Cheltenham Art Gallery & Museum
Developed during a residency at Meantime project space in Cheltenham, Bore Song is a 28second 16mm film looped from projector to ceiling projecting onto float glass. It relates to a spectacular Gloucestershire phenomenon called ‘The Severn Bore’, a tidal wave that surges up the River Severn. Through the medium of film, Bore Song attempts to describe distance, time and emotion in physical terms. Framed by water, a young woman kneels at the edge of the river. As the tidal wave reaches her, she opens her mouth to sing, turning away as the wave pulls across the water’s surface, swallowing her reflection. Her voice holds a single piercing note that rises over the sound of the wave.

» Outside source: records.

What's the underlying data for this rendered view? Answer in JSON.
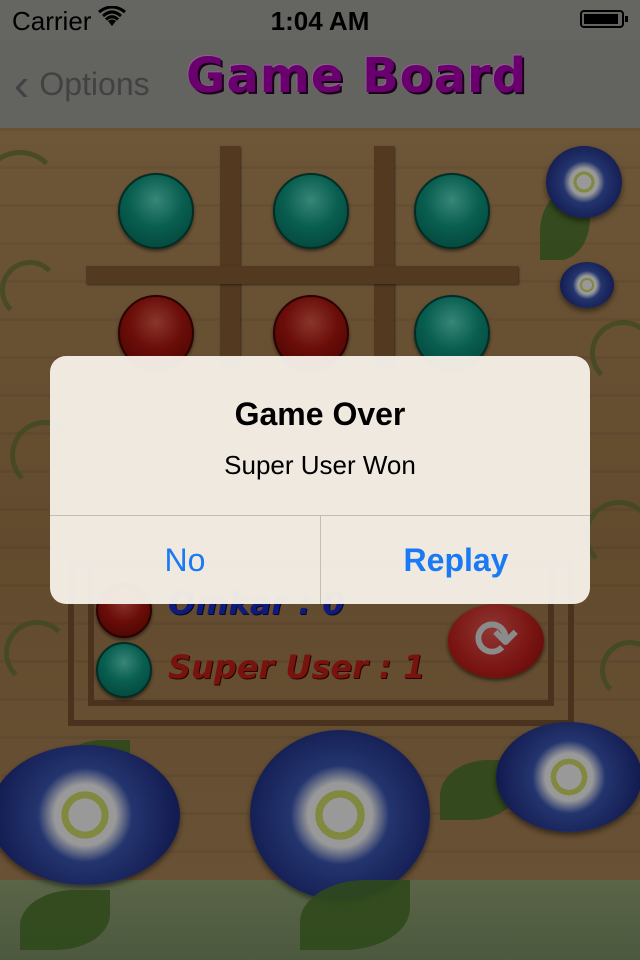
{
  "status_bar": {
    "carrier": "Carrier",
    "time": "1:04 AM",
    "wifi_icon": "wifi-icon",
    "battery_icon": "battery-icon",
    "battery_level": 0.95
  },
  "nav": {
    "back_label": "Options",
    "title": "Game Board"
  },
  "board": {
    "rows": [
      [
        "teal",
        "teal",
        "teal"
      ],
      [
        "red",
        "red",
        "teal"
      ],
      [
        "",
        "",
        ""
      ]
    ]
  },
  "scores": {
    "player1": "Omkar : 0",
    "player2": "Super User : 1",
    "player1_color": "#1a2ecc",
    "player2_color": "#c82018",
    "reset_icon": "refresh-icon"
  },
  "alert": {
    "title": "Game Over",
    "message": "Super User Won",
    "no_label": "No",
    "replay_label": "Replay",
    "button_color": "#1a7af5"
  },
  "colors": {
    "title_magenta": "#b000b6",
    "teal_piece": "#0f9e86",
    "red_piece": "#b3170f",
    "wood": "#b08a5a"
  }
}
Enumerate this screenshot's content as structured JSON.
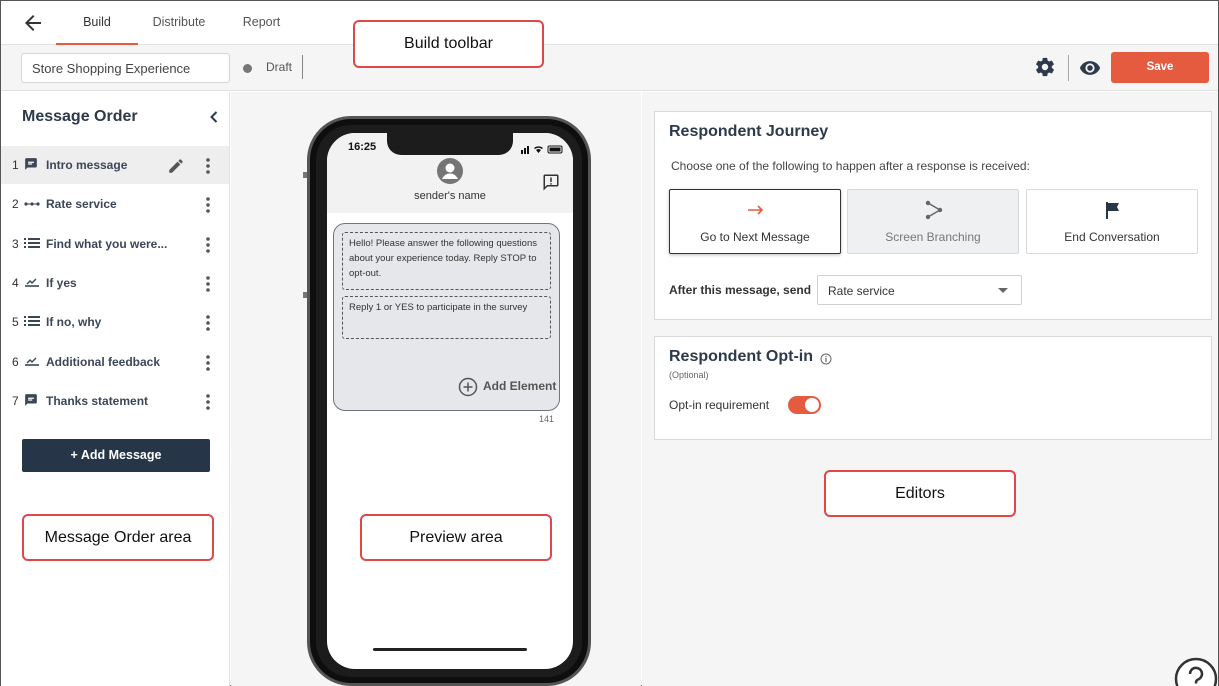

Bore Song is a fragment from a body of work made by Fairclough along the banks of the Severn over a three year period. It sits closely with two other works made in the same year: the film Song of Grief and sound recording Body of Water. They take inspiration from Alice Oswald’s two collections of poetry: A Sleepwalk on the Severn (2009), a meditation on moonlight; and Dart (2002), where the poems have been composed of notes and reflections from those who have encountered the River Dart creating a soundmap or songline of the river. Mirroring Oswald’s poetic elegy, Fairclough takes the river to represent ideas of locality and journeying. She often cycles by moonlight to the Severn and sleeps along the riverbank. This journeying becomes both gesture and sustenance for the drawings, field recordings and performance films that follow, where the river comes to function as a metaphor for grief. The installation of Bore Song, where the 16mm film loops beyond the projector, forefronts the sculptural aspect of the work, which carries with it a precarious and contingent value.
Bore Song was selected by Cheltenham Art Gallery & Museum for its connection to the idea of landscape, as both an internal and external territory, as well as to the specific topography of Gloucestershire. We are delighted that the artist has donated three drawings, Refuge and Protect (shown as a pair, both 2004) and Refuge (2011) to accompany the film.
Louisa Fairclough was born in 1972, and lives and works in Bristol. She studied at the Slade School of Fine Art, graduating in 2000. Shows include Ground Truth, a solo show at Danielle Arnaud, London (Nov/Dec 2011) which then went onto Ha gamle prestegard, Norway (Jun-Aug 2012); Song of Grief – a residency at Meantime project space, Cheltenham (Feb/May 2011), Jerwood Drawing Prize 2011, Jerwood Space, London, Sleeping on the Severn selected by Tom Trevor for the Darbyshire Award Show, Stroud (2010); Super 8 Station at the Arnolfini, Bristol (2010), New Work UK: The Sensible Stage at the Whitechapel Gallery, London (2008); Meet, produced by Picture This and shown at ROOM, Bristol and Bath Film Festival (2006). She has also received numerous awards, including UK Film Council, Elephant Trust and Arts Council funding (2006/7); Sugarhouse Studio Residency awarded by ACME Studios (2002), Boise Travel Scholarship (2002), Prospects 2001 London Regional Winner selected by Sacha Craddock (2001), Slade Duveen Travel Award (2001), ACAVA First Base Studio Award (2000). Bore Song was supported by Danielle Arnaud.